▶ [Problem]: The reply should contain every entry exactly as given, with no pictures in it.

---

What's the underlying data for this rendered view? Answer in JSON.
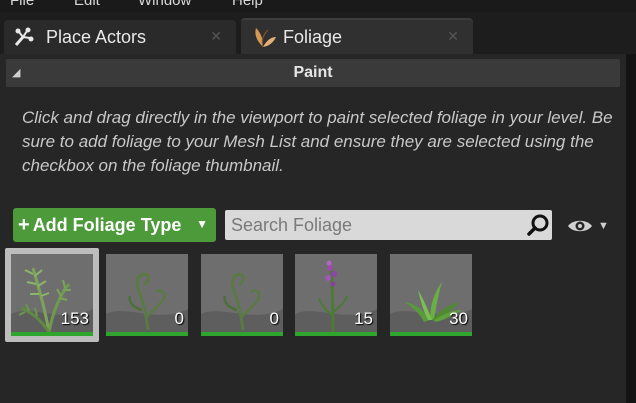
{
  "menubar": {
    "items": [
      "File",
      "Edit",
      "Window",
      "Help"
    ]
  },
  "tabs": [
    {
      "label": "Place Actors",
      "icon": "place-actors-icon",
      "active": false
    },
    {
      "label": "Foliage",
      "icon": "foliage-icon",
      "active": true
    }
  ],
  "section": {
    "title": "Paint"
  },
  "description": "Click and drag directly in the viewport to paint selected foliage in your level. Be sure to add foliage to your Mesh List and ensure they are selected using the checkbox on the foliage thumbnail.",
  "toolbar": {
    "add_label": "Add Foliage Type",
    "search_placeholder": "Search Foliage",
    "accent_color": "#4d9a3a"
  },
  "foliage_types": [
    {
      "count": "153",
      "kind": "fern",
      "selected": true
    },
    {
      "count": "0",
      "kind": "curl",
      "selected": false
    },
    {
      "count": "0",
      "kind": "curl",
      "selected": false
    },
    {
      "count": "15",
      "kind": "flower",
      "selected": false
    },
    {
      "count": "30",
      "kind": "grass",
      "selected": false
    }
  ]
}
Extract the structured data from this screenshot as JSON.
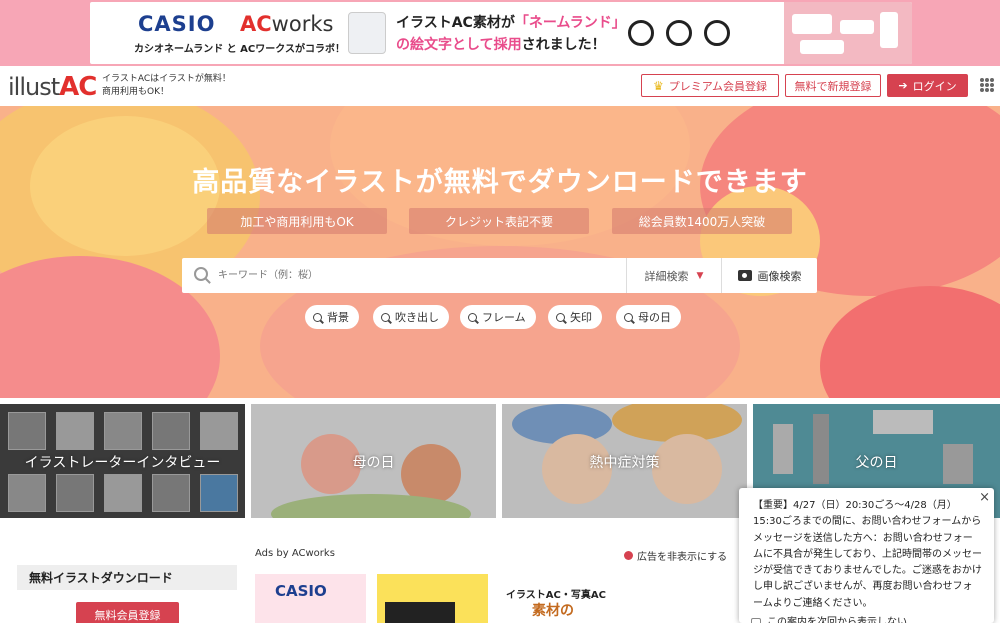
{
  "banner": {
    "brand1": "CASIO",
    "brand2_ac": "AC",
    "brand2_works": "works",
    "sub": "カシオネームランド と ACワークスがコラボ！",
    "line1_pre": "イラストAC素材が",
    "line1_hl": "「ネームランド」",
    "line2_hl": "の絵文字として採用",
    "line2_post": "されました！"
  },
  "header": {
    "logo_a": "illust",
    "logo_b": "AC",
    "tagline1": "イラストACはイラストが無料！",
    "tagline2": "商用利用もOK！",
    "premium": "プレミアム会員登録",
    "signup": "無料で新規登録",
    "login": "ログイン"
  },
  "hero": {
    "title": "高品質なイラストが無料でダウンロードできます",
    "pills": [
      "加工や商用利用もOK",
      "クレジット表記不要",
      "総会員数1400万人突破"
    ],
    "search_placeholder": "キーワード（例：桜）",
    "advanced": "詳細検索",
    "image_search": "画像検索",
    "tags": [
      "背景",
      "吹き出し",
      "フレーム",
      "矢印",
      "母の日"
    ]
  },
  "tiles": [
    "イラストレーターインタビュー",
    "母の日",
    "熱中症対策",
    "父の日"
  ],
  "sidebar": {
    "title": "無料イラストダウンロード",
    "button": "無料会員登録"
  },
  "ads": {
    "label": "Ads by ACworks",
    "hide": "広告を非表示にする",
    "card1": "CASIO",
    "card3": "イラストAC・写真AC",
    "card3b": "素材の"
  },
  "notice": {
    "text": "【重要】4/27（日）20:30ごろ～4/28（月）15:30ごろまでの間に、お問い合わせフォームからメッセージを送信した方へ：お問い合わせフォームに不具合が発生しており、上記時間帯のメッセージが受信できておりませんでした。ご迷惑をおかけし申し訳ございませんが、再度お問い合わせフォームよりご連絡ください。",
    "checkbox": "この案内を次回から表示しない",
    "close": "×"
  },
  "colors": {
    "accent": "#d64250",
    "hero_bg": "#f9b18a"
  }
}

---

▶ [Completed exercise]:
What's the underlying data for this rendered view? Answer in JSON.
{
  "menubar": {
    "items": [
      "File",
      "Edit",
      "Window",
      "Help"
    ]
  },
  "tabs": [
    {
      "label": "Place Actors",
      "icon": "place-actors-icon",
      "active": false
    },
    {
      "label": "Foliage",
      "icon": "foliage-icon",
      "active": true
    }
  ],
  "section": {
    "title": "Paint"
  },
  "description": "Click and drag directly in the viewport to paint selected foliage in your level. Be sure to add foliage to your Mesh List and ensure they are selected using the checkbox on the foliage thumbnail.",
  "toolbar": {
    "add_label": "Add Foliage Type",
    "search_placeholder": "Search Foliage",
    "accent_color": "#4d9a3a"
  },
  "foliage_types": [
    {
      "count": "153",
      "kind": "fern",
      "selected": true
    },
    {
      "count": "0",
      "kind": "curl",
      "selected": false
    },
    {
      "count": "0",
      "kind": "curl",
      "selected": false
    },
    {
      "count": "15",
      "kind": "flower",
      "selected": false
    },
    {
      "count": "30",
      "kind": "grass",
      "selected": false
    }
  ]
}
Extract the structured data from this screenshot as JSON.
{
  "banner": {
    "brand1": "CASIO",
    "brand2_ac": "AC",
    "brand2_works": "works",
    "sub": "カシオネームランド と ACワークスがコラボ！",
    "line1_pre": "イラストAC素材が",
    "line1_hl": "「ネームランド」",
    "line2_hl": "の絵文字として採用",
    "line2_post": "されました！"
  },
  "header": {
    "logo_a": "illust",
    "logo_b": "AC",
    "tagline1": "イラストACはイラストが無料！",
    "tagline2": "商用利用もOK！",
    "premium": "プレミアム会員登録",
    "signup": "無料で新規登録",
    "login": "ログイン"
  },
  "hero": {
    "title": "高品質なイラストが無料でダウンロードできます",
    "pills": [
      "加工や商用利用もOK",
      "クレジット表記不要",
      "総会員数1400万人突破"
    ],
    "search_placeholder": "キーワード（例：桜）",
    "advanced": "詳細検索",
    "image_search": "画像検索",
    "tags": [
      "背景",
      "吹き出し",
      "フレーム",
      "矢印",
      "母の日"
    ]
  },
  "tiles": [
    "イラストレーターインタビュー",
    "母の日",
    "熱中症対策",
    "父の日"
  ],
  "sidebar": {
    "title": "無料イラストダウンロード",
    "button": "無料会員登録"
  },
  "ads": {
    "label": "Ads by ACworks",
    "hide": "広告を非表示にする",
    "card1": "CASIO",
    "card3": "イラストAC・写真AC",
    "card3b": "素材の"
  },
  "notice": {
    "text": "【重要】4/27（日）20:30ごろ～4/28（月）15:30ごろまでの間に、お問い合わせフォームからメッセージを送信した方へ：お問い合わせフォームに不具合が発生しており、上記時間帯のメッセージが受信できておりませんでした。ご迷惑をおかけし申し訳ございませんが、再度お問い合わせフォームよりご連絡ください。",
    "checkbox": "この案内を次回から表示しない",
    "close": "×"
  },
  "colors": {
    "accent": "#d64250",
    "hero_bg": "#f9b18a"
  }
}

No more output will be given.